"A cleareyed account of man's inhumanity to man and Earth. Read it to get informed, and then take action."
In a heart-wrenching narrative, Bales (Ending Slavery: How We Free Today's Slaves, 2007, etc.) explores modern slavery and the devastating effects on its victims as well as the environmental degradation caused by this morally reprehensible institution.Read full book review >
THE SILK ROAD by Bill Porter
Released: Feb. 9, 2016

"Fans of Owen Lattimore, The Road to Oxiana, Aurel Stein, and other like-minded ventures and adventurers will find Porter's latest a pleasure and an inspiration."
In this latest installment in his decadeslong journey through China, Porter (South of the Clouds, 2015, etc.) wanders westward into the mountains, never quite courting danger, never quite avoiding it.Read full book review >
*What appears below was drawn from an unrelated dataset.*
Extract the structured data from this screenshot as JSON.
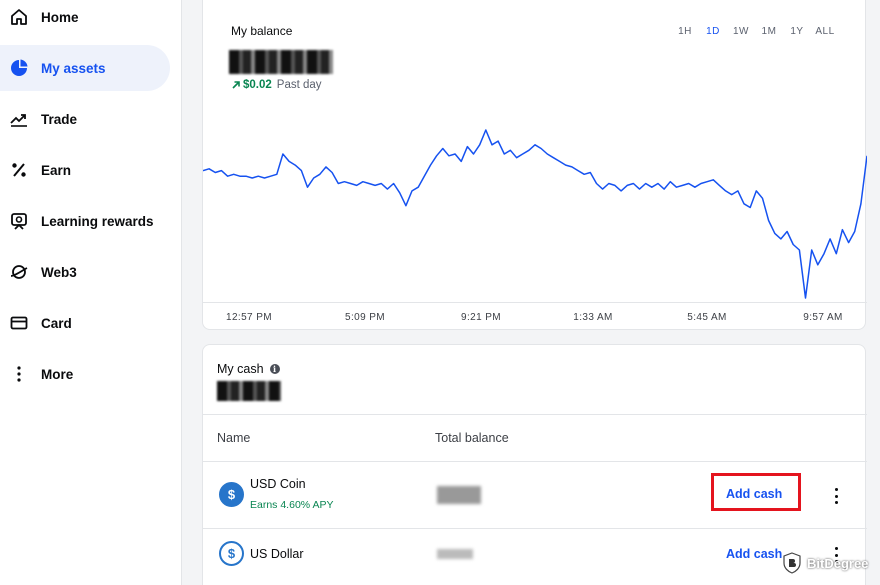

Released: Oct. 16, 2015

"Likely to be well-received in the academy and elsewhere largely unread."
A sociologist offers an ethnography of an unlikely group of environmental health activists. Read full book review >
ONE BREATH by Adam Skolnick
Released: Jan. 12, 2016

"A worthy addition to the growing body of literature on adventures that test the limits of nature and mankind."
A fatality spurs an inquiry into an extreme sport, illuminating the risks—as well as the rewards—of free diving. Read full book review >
Cycling the Mekong by Gerry Daly
Released: Sept. 30, 2015

"A useful, attractive travel guide and memoir recommended for anyone curious about Southeast Asia."
In this photo-rich debut memoir, an urban planner recalls bicycling through Southeast Asia, his camera in tow. Read full book review >
Released: Feb. 9, 2016

"An impassioned and well-reasoned cry for 'great rising tides of affirmation of justice and human decency and shared thriving.'"
A philosopher and award-winning nature writer examines the moral arguments behind the need to end the processes that have created global warming. Read full book review >
JAZZ DIASPORAS by Rashida K. Braggs
Released: Jan. 26, 2016

"A fascinating look into an important chapter in cultural history. Braggs should return to the subject in more depth."
A study of a key epoch in the transition of jazz from a distinctively American music to an international art form. Read full book review >
Released: March 1, 2016

"A breezy, whimsical book that does its best to approximate the renewal one might feel upon visiting a garden."
A charming stroll through some public gardens. Read full book review >
OUTPATIENTS by Sasha Issenberg
Released: Feb. 6, 2016

"Policymakers will benefit from the author's densely detailed but accessible, on-the-ground reporting of an increasingly commonplace phenomenon with serious implications for the future of health care."
Monocle Washington correspondent Issenberg (The Victory Lab: The Secret Science of Winning Campaigns, 2012, etc.) describes the rise of medical tourism, which draws patients from around the world to such unexpected places as Hungary, the acknowledged dental capital of Europe, and Thailand, whose government touts it as the "Medical Hub of Asia." Read full book review >
Kirkus Interview
Jason Gay
November 17, 2015

In the 1990s, copies of Richard Carlson’s Don't Sweat the Small Stuff (and its many sequels) were seemingly everywhere, giving readers either the confidence to prioritize their stresses or despondence over the slender volume’s not addressing their particular set of problems. While not the first book of its kind, it kicked open the door for an industry of self-help, worry-reduction advice guides. In his first book, Little Victories, Wall Street Journal sports columnist Gay takes less of a guru approach, though he has drawn an audience of readers appreciative of reportage that balances insights with a droll, self-deprecating outlook. He occasionally focuses his columns on “the Rules” (of Thanksgiving family touch football, the gym, the office holiday party, etc.), which started as a genial poke in the eye at the proliferation of self-help books and, over time, came to explore actual advice “both practical and ridiculous” and “neither perfect nor universal.” The author admirably combines those elements in every piece in the book. View video >